I’m sure the gospel affects every aspect of my life. It’s hard to pull it apart and identify. What I believe is part of who I am. But I don’t consciously make storytelling choices based on the Church. I just try to live my life the best I can and become the person my Savior would want me to be. And I write the books I’d want to read.
How do you see your work as a writer helping to build the kingdom?
I used to struggle with that. I always wanted to write fantasy, since I was a little girl, and I remember being so stressed about it. Should I be writing realistic fiction conversion stories or something? But that kind of story just didn’t attract my writer self. I had to let go of that fear and follow the stories that seemed truest to me. I have no control over how my stories will be read and interpreted by the millions of people who might read them. I just have to stay true to the characters, the stories, and hope that when I release them out into the world they do good. Well-told novels can help a reader feel understood and not alone. Well-told novels can give readers a glimpse into people different than them and help them develop empathy. If that’s all novels do, for me, that’s enough.
As a writer, what do you read for inspiration? For enjoyment?
Everything. Every genre I can try. Well, nothing too scary or I can’t sleep at night.
What advice do you have for aspiring writers?
Read what you love, but read everything else too. Write every day. Do not expect to get it right your first draft. Or tenth. Do not expect to publish your first book. Write because you love it and you can’t help it and nothing else will make you happy. It’s too consuming of a hobby and too difficult a career to do it for any other reason.
What upcoming projects are you most excited about?
So many! My young adult superhero adventure sci-fi thriller (is that a new genre?) Dangerous comes out March 4, and I can’t wait for the early chapter book series The Princess in Black this fall. I co-wrote it with my husband and I just love working with him.

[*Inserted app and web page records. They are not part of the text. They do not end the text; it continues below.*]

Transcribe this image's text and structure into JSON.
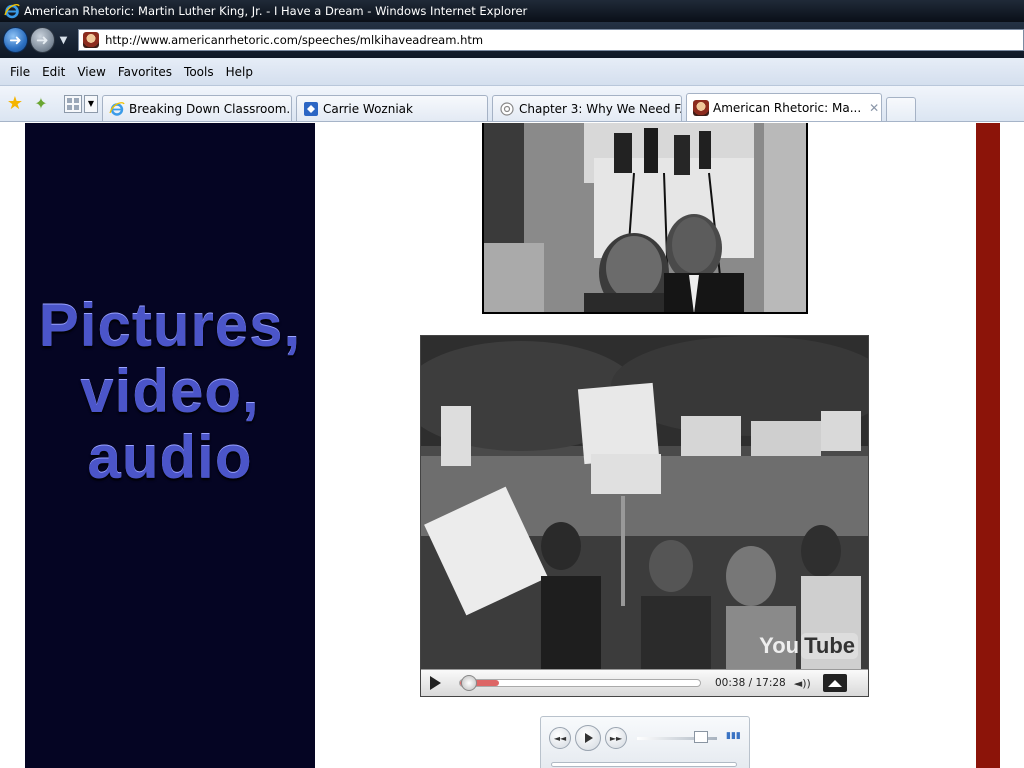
{
  "window": {
    "title": "American Rhetoric: Martin Luther King, Jr. - I Have a Dream - Windows Internet Explorer"
  },
  "address_bar": {
    "url": "http://www.americanrhetoric.com/speeches/mlkihaveadream.htm"
  },
  "menu": {
    "items": [
      "File",
      "Edit",
      "View",
      "Favorites",
      "Tools",
      "Help"
    ]
  },
  "tabs": [
    {
      "label": "Breaking Down Classroom...",
      "icon": "ie-page-icon",
      "active": false
    },
    {
      "label": "Carrie Wozniak",
      "icon": "blue-square-icon",
      "active": false
    },
    {
      "label": "Chapter 3: Why We Need F...",
      "icon": "circle-page-icon",
      "active": false
    },
    {
      "label": "American Rhetoric: Ma...",
      "icon": "americanrhetoric-favicon",
      "active": true
    }
  ],
  "page": {
    "side_heading": "Pictures, video, audio",
    "colors": {
      "left_panel": "#050523",
      "heading": "#4b55c9",
      "right_bar": "#8c1409"
    }
  },
  "video": {
    "time": "00:38 / 17:28",
    "progress": 0.036,
    "logo_you": "You",
    "logo_tube": "Tube"
  },
  "audio": {
    "volume": 0.8
  }
}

Is there anything else you would like to leave with our readers?
Be kind to each other and to yourselves! ❧